Changing the Rules of the Game: Is a Development Agreement Trumped by a Local Ordinance Amendment?
Real estate owners and developers often sign “development agreements” with municipalities to govern proposed developments. One of the main purposes for these agreements is to provide the owner and developer with certainty to justify the significant sums they are investing in their developments. However, a change in control of a municipality can often result in the desire to avoid the terms of a development agreement signed by a previous administration. In a recent Arizona Court of Appeals’ decision, the court found that a town was not able to avoid the provisions of a development agreement by simply rezoning the property at issue. Town of Florence v. Florence Copper, Inc., No. 1 CA-CV 19-0504 (Ariz. Ct. App. March 23, 2021).
In 2002, the Town of Florence signed a development agreement with the then-owner of the property located just outside the town’s limits, pursuant to which the town would annex the property and adopt corresponding amendments to its zoning map to allow for copper mining. The development agreement also specified that any amendment to the agreement must be in writing. In 2007, the then-property owner and the town agreed to a master development plan which, among other things, rezoned the mining parcel from light industrial to residential. During these negotiations, however, the property owner and the town never amended the development agreement, nor did it eliminate the development agreement’s mining rights.
Following the 2008 housing market collapse, a new owner acquired the property at foreclosure sale. By August 2010, the town no longer supported a copper mine being located within its town limits and began insisting that the property’s zoning did not allow mining on the site. Ultimately, the town sued the new owner for a declaratory judgment that the 2007 rezoning barred mining on the property. The trial court ruled in favor of the new owner finding that the development agreement “unambiguously provided the owner a vested right” to mine copper and that the town could not “unilaterally change the development agreement or unilaterally derogate vested rights established by the development agreement.”
The Arizona Court of Appeals upheld the trial court’s ruling. The appellate court reasoned that the state, by authorizing cities and towns to enter into development agreements, expanded the ability of local governments to attract large investments from real estate developers who demanded more certainty and less risk. The Court also found that the Town of Florence was unable to unilaterally amend a planned unit development plan that had been adopted at the same time as the development agreement. In addition to finding the development agreement still allowed copper mining on the site, the Court also upheld an award of $1.7 million in attorneys’ fees to the new owner.

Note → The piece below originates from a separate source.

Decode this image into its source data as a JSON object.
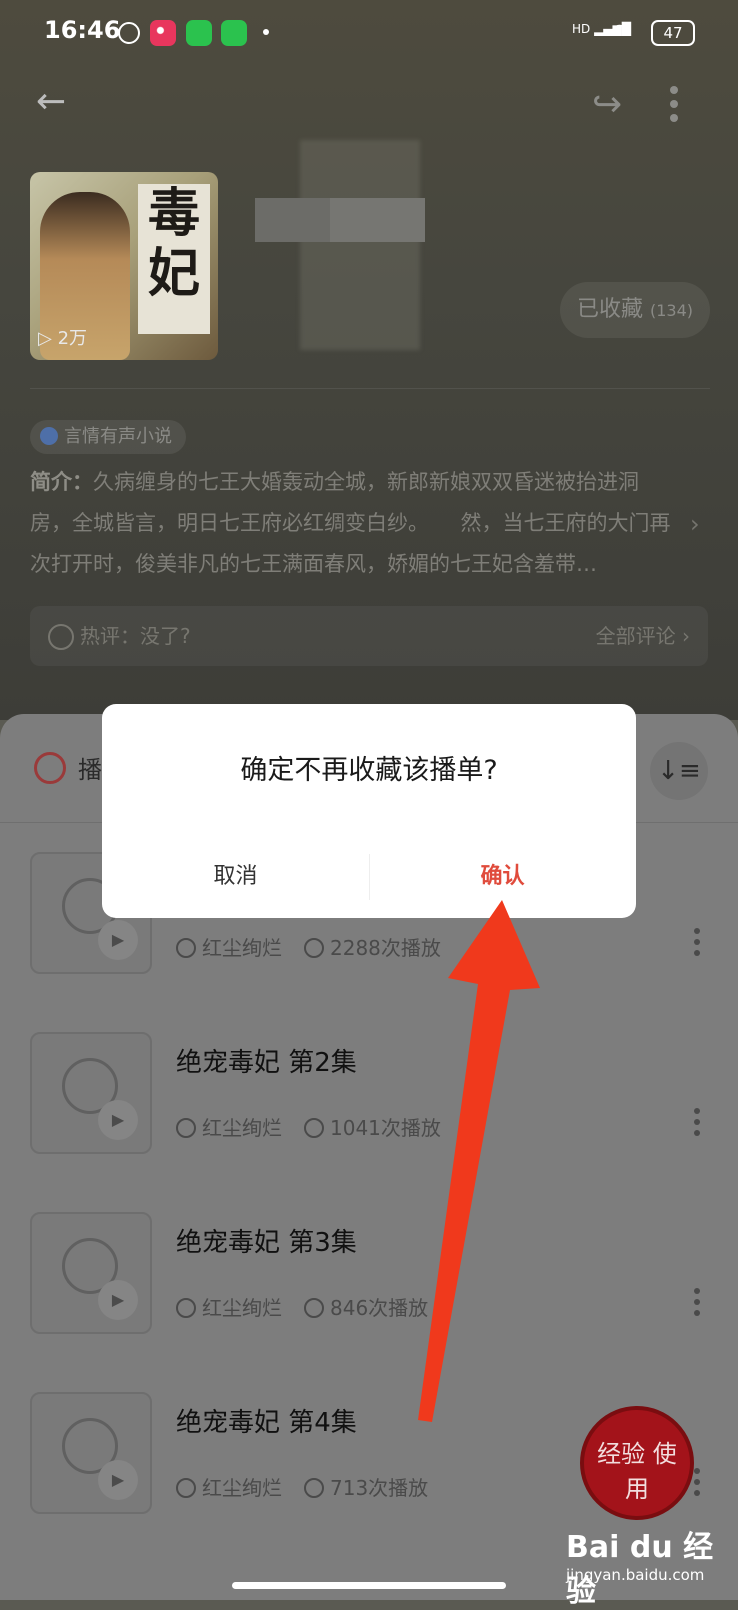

Although the decision in the Town of Florence is controlled and limited by Arizona law, it will give some comfort to developers who rely on development agreements when investing significant sums in their projects. Other states, including Minnesota, have enacted laws imposing time periods after the grant of project approvals during which changes to applicable local controls are prohibited. See Minn. Stat. § 462.358, Subd. 3c.